It took over 9 months, but they did find enough for us to cremate.
Even before they found remains, the NYSE and AMEX jointly memorialized all 9 gents in a ceremony in St Patrick's Cathedral. Annie was the sole speaker at the ceremony, where she eulogized all of them in front of a standing-room-only crowd of thousands.
She stood up there and gave them all a respectful and heartfelt speech, while I stood behind her and cried like a fucking baby.
In the weeks and months after 9/11, my family had heard stories about Middle Eastern groups in Brooklyn or maybe Queens who were dancing in the streets, celebrating the deaths that their countrymen were responsible for. I don't know if any of those stories were true, and I really don't care. My wife and I would never judge the character of many by the actions of a few.
But we did have a deep-seated hatred for Osama Bin Laden and the terrorist organizations he was linked to. That is why I made such a big deal about interviewing Rob O'Neill last week… That guy killed the guy that killed my father-in-law. Therefore, he is a real hero to me, and more importantly, to Annie.
I say this again- I only wrote this account because a number of readers have asked me to share the story. It is not one that differs from stories you have probably read before. The love of my life may have lost her dad and uncle and 7 fellow employee/friends that she worked with since she was a teenager, but I am fully aware that our family's losses are not greater than the losses of thousands of others.
To inject myself into this blog before closing, I will tell you a couple of things:
- I used to do a trite and vapid little repeat content subject called "I HATE NY" randomly on this site, which was totally forced and fabricated for effect.
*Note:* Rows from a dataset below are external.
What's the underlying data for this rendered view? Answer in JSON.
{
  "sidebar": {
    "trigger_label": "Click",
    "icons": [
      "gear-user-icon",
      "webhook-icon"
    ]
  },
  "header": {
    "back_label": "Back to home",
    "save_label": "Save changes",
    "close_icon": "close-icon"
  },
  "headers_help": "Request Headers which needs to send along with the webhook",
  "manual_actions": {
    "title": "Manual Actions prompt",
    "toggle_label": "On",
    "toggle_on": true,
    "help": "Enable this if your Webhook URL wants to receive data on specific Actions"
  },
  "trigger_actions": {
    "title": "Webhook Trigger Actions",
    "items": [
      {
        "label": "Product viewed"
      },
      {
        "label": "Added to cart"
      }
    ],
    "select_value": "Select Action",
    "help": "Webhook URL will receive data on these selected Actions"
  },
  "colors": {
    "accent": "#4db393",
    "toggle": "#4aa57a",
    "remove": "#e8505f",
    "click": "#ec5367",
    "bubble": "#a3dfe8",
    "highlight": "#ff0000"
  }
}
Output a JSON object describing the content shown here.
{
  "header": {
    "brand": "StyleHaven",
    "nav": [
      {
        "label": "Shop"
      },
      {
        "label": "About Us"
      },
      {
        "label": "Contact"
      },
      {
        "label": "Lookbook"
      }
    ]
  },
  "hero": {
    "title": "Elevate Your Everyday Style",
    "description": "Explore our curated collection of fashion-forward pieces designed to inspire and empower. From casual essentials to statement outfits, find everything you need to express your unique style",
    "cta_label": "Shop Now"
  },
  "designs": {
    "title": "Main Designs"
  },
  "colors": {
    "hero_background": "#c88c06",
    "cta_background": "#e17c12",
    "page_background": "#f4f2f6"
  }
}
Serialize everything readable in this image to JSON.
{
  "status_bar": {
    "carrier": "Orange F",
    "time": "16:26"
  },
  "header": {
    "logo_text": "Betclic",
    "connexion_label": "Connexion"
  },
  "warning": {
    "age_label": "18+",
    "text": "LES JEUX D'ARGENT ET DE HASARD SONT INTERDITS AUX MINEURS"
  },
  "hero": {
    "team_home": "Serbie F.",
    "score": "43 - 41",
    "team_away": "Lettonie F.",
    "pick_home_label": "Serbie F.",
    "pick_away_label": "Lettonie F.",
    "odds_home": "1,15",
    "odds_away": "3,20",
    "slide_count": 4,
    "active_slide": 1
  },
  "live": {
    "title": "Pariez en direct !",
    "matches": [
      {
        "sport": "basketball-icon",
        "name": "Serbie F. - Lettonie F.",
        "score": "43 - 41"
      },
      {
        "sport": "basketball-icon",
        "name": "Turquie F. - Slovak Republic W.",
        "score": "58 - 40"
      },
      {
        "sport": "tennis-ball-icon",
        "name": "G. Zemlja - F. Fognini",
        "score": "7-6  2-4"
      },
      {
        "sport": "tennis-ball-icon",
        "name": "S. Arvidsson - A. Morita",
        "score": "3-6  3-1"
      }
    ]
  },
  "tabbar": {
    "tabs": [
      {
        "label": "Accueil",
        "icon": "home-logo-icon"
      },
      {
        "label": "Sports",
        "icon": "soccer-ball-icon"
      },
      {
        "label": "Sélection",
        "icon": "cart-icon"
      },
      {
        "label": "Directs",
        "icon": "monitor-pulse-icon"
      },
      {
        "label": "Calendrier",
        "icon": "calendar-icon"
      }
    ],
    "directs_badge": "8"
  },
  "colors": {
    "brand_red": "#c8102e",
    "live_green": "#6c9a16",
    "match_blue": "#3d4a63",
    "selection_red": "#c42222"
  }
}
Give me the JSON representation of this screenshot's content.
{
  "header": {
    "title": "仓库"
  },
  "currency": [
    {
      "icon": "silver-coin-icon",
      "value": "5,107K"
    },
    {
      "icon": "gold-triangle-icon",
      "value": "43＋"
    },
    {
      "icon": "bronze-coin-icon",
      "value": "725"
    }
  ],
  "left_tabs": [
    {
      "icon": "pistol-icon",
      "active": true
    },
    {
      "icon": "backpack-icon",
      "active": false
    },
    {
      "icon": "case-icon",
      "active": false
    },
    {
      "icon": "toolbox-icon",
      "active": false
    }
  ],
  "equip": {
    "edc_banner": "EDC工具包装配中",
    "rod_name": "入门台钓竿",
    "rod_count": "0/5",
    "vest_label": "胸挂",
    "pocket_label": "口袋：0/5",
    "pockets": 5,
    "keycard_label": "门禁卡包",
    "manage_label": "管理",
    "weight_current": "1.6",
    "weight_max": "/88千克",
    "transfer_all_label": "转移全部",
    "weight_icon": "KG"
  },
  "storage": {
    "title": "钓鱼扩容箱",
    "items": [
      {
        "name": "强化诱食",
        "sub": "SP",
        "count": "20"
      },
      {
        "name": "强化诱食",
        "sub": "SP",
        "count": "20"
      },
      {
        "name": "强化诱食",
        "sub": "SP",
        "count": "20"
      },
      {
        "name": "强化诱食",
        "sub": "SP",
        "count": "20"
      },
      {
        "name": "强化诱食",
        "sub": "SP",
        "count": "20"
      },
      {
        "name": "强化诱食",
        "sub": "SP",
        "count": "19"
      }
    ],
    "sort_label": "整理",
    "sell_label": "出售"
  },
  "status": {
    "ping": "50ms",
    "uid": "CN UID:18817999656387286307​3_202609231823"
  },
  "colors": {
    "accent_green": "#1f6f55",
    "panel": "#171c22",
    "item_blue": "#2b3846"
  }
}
But I will tell you honestly that I fucking HATE the anniversary of 9/11. If my dad were to ever die in a car crash, I would execrate all the major networks if they ran traffic-cam footage of that deadly crash over and over again on the anniversary of his death. Similarly, my wife and kids basically get to see a plane crash into their father/grandfather over and over again once a year.
- I love that Tribute In Light thing they do and that 9/11 museum in Ground Zero is extraordinary, but I hate the look of the new Freedom Tower. I don't know why they didn't just build two new and improved towers… One is 9 feet taller, and the other 11 feet taller. And they would just look like 2 giant middle fingers pointing right at the Middle East.
- I do not eat Halal on 9/11 nor sushi on 12/7, but that's just because I am weird.
- If you are ever in downtown Manhattan and are on Thames Street between Greenwich Street and Trinity Place, that block is named Emeric Harvey Place after my father-in-law. It's located off the corner of the AMEX where he worked for almost 35 years, and where I started my mediocre career in finance.
- I know it would be nearly impossible to make 9/11 a national holiday, but it's a holiday for me, so I am going to drop the kids off at school in a bit and day drink with the bride someplace where there are no TVs… Talk to you guys tomorrow.
Rest in peace, Ric.
Take a report.
That blog gets a little more dated as time goes on, but one thing that is glaringly omitted from this account is what had happened to Annie that day.
That is why I asked her to tell her story on what has become the most listened to episode of Twisted History, and I think she fucking KILLED it… I implore you to carve out a little time and give it a listen.
And I don't think I need to say this, but I will nonetheless… I don't air my story or my wife's story from 9/11 in order to get "clicks"… My reason is much more selfish than that.
The amount of good mojo we have received from listeners and readers over the past 3 years for telling our stupid little account of a MONUMENTALLY terrible day has been nothing short of overwhelming… It makes me regret not leaving Wall Street earlier and taking 17 goddamned years to write about my experience.
Have a great weekend everyone, and thanks for the love.